After you've bought (or shown) your quilt show ticket or pass from museum staff, please head to our little table with the friendly Pioneer Quilter greeter.  There you can get your show catalog, buy tickets for the pomegranate raffle blocks, and pick up a gift trio of fabric squares.  

If you think you might have a quilt ready for next year's show, please put your name on our list at that table, and we'll email you the form in January 2019. 

Sunday, April 8, 2018



Every day of our show, we have a speaker from 1:00 to 2:00.  They'll cover a wide range of topics.  Here is this year's schedule.   Please note the schedule change (from our flyers and postcards) for Wednesday and Thursday.

Tuesday, April 17

How Old is that Quilt?  
Former American Quilters' Society quilt appraiser Ann Pfrender shows how to date quilts.

Wednesday, April 18 (note date change for Ken)

Man in the Quilt Shop: Stories of a male quilter
Ken Casey.
This will be a light talk about being a male quilter.  Ken is a singer, retired school teacher and helpful guy at Piece by Piece in Eugene.  His quilts have hung in quilt shows at the Rocky Mountain Quilt Museum.

Thursday, April 19 (note date change for Sandi)

Eugene Button Club
Sandi Olsen is a serious button collector, who was featured in the Register Guard in February.

Friday, April 20

The Industry Perspective:  Buying and the fabric industry today
Shawna Haynes of Jean Marie's Fabrics.

Saturday, April 21

Prison Quilt  Project:  Teaching life skills, and more, through quilting
Diane Yolton of Coffee Creek Quilters.   Video here.

Sunday, April 22

Quilter, Author Designer, Instructor!
Karla Alexander of Saginaw Street Quilters in Salem


Our quilt show includes twice-daily demonstrations, Tuesday through Saturday.  The demonstrations are at 10:30-noon and repeat at 2:30--4:00.

Tuesday April 17

Baste a quilt on rolling boards
Wanda Grant

Wednesday, April 18

Three methods for making fabric rugs
Sheila Steers

Thursday, April 19

Quilt as you go:  Fun and done
ChrisAnn Mead

Friday, April 20

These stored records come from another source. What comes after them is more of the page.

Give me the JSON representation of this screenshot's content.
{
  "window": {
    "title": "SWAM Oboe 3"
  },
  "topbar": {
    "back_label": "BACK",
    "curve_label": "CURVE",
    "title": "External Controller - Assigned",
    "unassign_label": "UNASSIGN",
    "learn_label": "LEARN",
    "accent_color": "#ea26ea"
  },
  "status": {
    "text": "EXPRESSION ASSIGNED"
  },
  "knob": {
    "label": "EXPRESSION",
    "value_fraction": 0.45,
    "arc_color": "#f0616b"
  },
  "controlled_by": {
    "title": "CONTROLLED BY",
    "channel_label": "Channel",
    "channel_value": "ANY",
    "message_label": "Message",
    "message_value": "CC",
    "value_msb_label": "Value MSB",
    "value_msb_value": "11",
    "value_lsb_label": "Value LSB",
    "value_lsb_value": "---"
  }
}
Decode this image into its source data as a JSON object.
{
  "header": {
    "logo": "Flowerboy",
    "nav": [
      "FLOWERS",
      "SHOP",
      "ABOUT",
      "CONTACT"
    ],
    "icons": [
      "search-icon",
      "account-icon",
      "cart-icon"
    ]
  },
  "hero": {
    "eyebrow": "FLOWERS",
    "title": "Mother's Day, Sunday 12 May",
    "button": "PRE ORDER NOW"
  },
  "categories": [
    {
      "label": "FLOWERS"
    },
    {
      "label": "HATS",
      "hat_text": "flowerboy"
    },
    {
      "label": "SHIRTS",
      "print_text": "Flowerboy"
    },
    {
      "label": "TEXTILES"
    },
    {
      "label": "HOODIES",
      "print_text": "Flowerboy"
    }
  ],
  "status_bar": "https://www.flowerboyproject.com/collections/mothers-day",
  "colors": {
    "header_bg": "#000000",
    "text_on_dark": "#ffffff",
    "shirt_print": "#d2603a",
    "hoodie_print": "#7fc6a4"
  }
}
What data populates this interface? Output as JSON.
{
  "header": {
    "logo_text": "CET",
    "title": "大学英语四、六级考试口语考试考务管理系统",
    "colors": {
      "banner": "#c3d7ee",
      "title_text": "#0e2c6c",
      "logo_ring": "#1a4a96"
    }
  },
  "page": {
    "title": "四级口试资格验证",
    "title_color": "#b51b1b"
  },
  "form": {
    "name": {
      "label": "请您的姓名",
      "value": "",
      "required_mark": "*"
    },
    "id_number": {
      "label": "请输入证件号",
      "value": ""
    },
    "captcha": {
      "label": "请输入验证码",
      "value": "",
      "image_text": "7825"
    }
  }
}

Disappearing nine-patch star
Carolyn Flatley Gilkey

Saturday, April 21

Cathedral Window ornaments and more
DonnaLee Terzenbach

Sunday, April 22
No demonstrations.